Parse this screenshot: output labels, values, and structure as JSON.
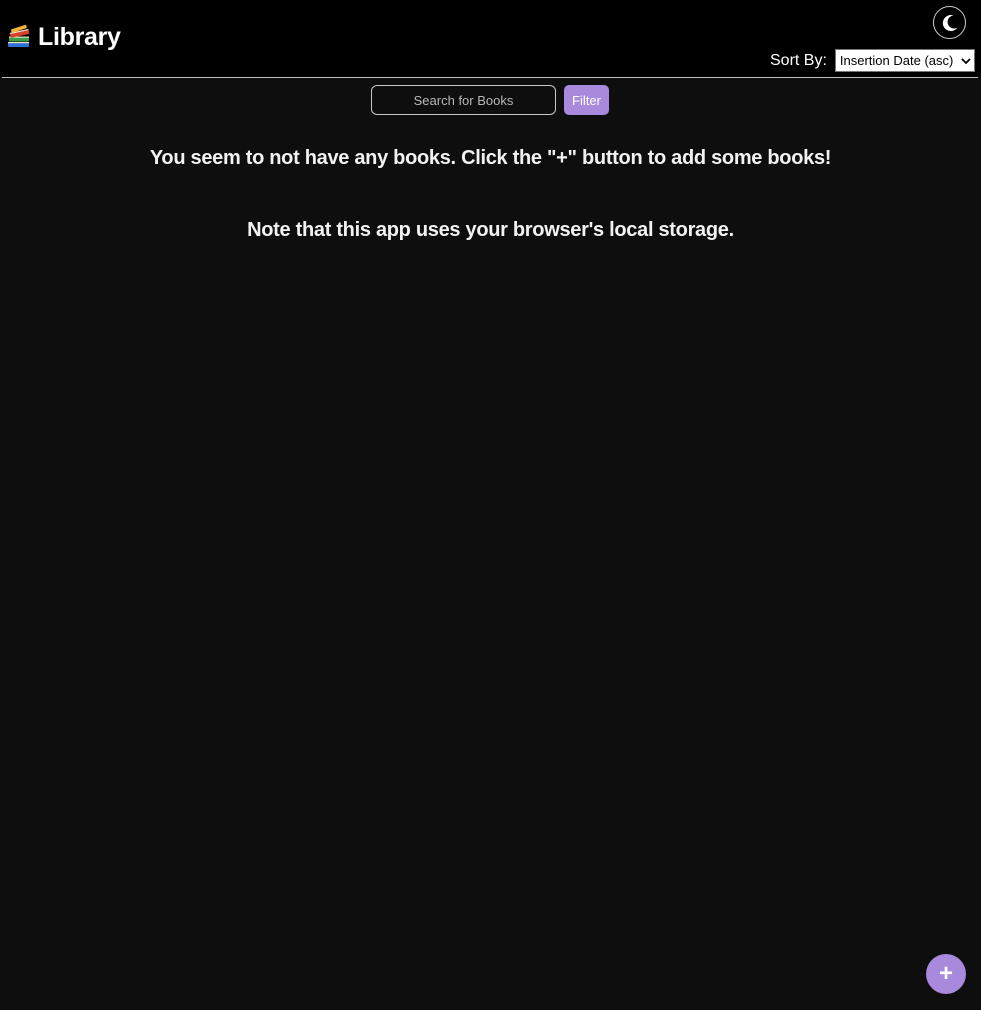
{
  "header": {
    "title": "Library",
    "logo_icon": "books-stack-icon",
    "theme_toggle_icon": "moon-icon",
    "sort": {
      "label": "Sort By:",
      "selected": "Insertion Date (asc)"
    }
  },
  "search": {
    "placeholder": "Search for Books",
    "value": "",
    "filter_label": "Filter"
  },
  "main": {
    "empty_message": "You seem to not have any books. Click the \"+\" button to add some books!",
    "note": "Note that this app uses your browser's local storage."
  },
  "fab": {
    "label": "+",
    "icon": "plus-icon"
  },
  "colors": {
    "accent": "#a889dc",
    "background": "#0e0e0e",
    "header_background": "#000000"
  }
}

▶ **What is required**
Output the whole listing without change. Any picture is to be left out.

▶ **Result of this task**
Parse this screenshot: output labels, values, and structure as JSON.
{
  "header": {
    "title": "Library",
    "logo_icon": "books-stack-icon",
    "theme_toggle_icon": "moon-icon",
    "sort": {
      "label": "Sort By:",
      "selected": "Insertion Date (asc)"
    }
  },
  "search": {
    "placeholder": "Search for Books",
    "value": "",
    "filter_label": "Filter"
  },
  "main": {
    "empty_message": "You seem to not have any books. Click the \"+\" button to add some books!",
    "note": "Note that this app uses your browser's local storage."
  },
  "fab": {
    "label": "+",
    "icon": "plus-icon"
  },
  "colors": {
    "accent": "#a889dc",
    "background": "#0e0e0e",
    "header_background": "#000000"
  }
}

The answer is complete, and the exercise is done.